Rusedski has revealed he posed the question as to whether he should pull out because of it
The combination of the five-setter the previous day and the persisting throat infection had left Rusedski slightly drained.
‘I remember coming back well in the third set and thinking I had a chance, but then lacking some energy in the fourth,’ he recalls.
‘That is still at the back of my mind and a bit of a regret. The tournament doctor had offered me the chance of treating the throat with a steroid through a TUE (therapeutic use exemption) because there was a concern I might have to pull out.
‘But I never had a TUE in my career and was against taking it. I thought I could find a way to get through this. I still might have lost anyway and the better player won on the day. Pat was in great form that summer.’
The day afterwards Rusedski took Concorde home to play at a tournament in Bournemouth, and in reaching the semi-finals there became the first British man to make the top 10 since the inception of the rankings.

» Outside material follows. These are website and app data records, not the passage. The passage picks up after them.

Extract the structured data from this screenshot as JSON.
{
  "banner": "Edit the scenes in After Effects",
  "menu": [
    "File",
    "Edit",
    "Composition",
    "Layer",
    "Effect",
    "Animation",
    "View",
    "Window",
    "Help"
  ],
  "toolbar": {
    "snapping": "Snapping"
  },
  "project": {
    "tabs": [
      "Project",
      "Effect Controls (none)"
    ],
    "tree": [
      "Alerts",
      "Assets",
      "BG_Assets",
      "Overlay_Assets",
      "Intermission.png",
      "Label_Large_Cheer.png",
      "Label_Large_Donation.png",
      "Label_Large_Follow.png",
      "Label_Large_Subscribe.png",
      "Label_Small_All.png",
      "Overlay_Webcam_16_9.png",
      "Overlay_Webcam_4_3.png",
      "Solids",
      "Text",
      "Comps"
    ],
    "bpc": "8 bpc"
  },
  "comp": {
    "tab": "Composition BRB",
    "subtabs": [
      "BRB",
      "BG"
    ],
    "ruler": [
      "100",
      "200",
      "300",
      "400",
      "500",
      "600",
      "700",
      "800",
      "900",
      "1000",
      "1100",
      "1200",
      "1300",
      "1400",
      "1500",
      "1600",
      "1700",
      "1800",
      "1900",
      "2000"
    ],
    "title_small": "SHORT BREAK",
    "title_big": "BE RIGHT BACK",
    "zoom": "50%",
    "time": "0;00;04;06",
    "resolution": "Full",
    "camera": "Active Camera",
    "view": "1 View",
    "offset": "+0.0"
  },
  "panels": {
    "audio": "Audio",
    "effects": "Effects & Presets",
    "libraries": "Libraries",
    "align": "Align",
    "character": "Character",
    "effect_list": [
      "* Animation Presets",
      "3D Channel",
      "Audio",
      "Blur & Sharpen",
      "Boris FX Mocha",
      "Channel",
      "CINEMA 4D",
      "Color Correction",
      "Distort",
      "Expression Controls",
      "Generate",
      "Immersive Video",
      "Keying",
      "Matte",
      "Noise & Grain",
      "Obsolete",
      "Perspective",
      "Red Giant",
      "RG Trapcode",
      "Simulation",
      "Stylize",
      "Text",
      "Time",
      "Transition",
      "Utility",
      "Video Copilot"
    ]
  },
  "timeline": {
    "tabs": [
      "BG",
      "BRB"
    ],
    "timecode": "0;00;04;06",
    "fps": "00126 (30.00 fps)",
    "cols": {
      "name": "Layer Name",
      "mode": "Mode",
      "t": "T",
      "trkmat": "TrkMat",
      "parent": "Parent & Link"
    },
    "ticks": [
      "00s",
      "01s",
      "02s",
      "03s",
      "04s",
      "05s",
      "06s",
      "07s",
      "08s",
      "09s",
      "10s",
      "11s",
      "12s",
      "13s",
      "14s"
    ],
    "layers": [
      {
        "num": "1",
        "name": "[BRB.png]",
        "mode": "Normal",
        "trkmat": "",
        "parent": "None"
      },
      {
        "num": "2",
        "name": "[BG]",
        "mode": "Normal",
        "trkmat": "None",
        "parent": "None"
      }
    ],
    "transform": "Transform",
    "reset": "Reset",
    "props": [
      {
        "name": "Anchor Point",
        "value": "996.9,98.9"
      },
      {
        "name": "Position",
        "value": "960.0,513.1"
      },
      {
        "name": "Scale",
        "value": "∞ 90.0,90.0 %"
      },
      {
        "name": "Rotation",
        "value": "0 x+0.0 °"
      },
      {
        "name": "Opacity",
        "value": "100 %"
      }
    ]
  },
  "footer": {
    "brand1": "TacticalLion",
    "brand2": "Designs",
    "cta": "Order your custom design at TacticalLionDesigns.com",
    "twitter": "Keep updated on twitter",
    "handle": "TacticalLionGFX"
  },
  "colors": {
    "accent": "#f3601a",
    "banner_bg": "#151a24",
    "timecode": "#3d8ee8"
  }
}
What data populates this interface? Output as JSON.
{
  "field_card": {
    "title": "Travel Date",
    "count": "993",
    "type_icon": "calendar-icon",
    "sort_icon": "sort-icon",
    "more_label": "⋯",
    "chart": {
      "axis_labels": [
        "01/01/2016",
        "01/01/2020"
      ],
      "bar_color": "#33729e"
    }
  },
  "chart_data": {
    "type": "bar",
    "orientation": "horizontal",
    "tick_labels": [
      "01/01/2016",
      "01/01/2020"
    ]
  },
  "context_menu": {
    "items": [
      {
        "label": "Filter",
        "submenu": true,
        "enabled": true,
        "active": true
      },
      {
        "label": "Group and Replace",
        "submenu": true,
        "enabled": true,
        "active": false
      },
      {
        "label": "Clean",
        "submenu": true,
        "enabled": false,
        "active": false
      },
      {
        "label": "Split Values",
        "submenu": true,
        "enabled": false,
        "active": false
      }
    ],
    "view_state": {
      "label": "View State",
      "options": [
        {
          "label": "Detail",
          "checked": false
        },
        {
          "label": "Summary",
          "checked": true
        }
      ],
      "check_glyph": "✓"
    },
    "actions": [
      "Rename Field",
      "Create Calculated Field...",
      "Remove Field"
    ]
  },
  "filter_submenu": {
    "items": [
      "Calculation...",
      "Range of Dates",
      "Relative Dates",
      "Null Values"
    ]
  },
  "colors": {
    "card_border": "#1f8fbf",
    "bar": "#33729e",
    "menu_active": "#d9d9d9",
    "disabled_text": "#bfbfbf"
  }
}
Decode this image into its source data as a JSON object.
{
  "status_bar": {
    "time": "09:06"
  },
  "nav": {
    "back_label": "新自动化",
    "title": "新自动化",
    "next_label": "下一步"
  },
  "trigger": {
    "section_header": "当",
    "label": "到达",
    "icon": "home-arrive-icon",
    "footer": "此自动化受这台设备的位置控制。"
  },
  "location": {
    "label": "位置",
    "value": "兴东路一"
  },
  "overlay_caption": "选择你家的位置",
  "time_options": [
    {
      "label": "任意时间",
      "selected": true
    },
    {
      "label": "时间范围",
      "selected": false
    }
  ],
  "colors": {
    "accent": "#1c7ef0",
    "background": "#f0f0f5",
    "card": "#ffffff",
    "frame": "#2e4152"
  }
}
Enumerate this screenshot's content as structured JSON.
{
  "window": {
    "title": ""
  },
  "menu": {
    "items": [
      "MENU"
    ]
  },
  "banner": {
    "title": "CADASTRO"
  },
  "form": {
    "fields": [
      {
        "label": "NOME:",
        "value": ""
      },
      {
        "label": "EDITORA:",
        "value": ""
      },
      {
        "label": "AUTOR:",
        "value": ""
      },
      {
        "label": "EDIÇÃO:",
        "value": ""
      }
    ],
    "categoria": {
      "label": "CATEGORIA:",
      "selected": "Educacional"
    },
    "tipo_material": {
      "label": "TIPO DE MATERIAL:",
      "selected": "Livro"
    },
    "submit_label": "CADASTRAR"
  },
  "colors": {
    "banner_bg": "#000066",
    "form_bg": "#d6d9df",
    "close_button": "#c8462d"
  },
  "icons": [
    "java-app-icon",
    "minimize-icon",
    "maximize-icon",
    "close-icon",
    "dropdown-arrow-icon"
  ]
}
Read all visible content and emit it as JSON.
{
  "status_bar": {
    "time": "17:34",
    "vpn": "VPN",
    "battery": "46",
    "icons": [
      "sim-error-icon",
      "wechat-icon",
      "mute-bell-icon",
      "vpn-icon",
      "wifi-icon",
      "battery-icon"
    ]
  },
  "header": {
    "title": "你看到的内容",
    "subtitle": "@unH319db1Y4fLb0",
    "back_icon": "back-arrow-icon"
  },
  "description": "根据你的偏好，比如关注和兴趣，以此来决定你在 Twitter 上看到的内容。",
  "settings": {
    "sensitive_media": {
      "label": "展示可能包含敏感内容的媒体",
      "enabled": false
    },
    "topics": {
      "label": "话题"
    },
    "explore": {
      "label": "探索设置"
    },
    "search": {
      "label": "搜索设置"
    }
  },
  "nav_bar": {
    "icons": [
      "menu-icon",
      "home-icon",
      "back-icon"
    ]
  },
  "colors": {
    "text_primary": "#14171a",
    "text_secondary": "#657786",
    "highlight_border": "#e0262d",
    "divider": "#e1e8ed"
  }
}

Later in the year he was voted Sports Personality of the Year: ‘I think that showed I had gained the acceptance of the British public, because they vote for that and don’t hand it out easily.’
He vowed to play on and he went all the way to the final, only to end up losing out to Pat Rafter
There was also, in more echoes of Raducanu last year, a controversial coaching postscript.
Despite the unexpected success in America he immediately brought to an end the coaching arrangement with Teacher, like Raducanu did with Andrew Richardson.
He felt he needed someone with more tactical acumen and turned to the experienced Englishman Tony Pickard.
After that Rusedski enjoyed a strong few years and, contrary to what some sceptics thought at the time, continued to make Britain his home, as it remains to this day.
Yet having nearly won the US Open in this most surreal of all sporting weeks 25 years ago, he never made a Grand Slam final again.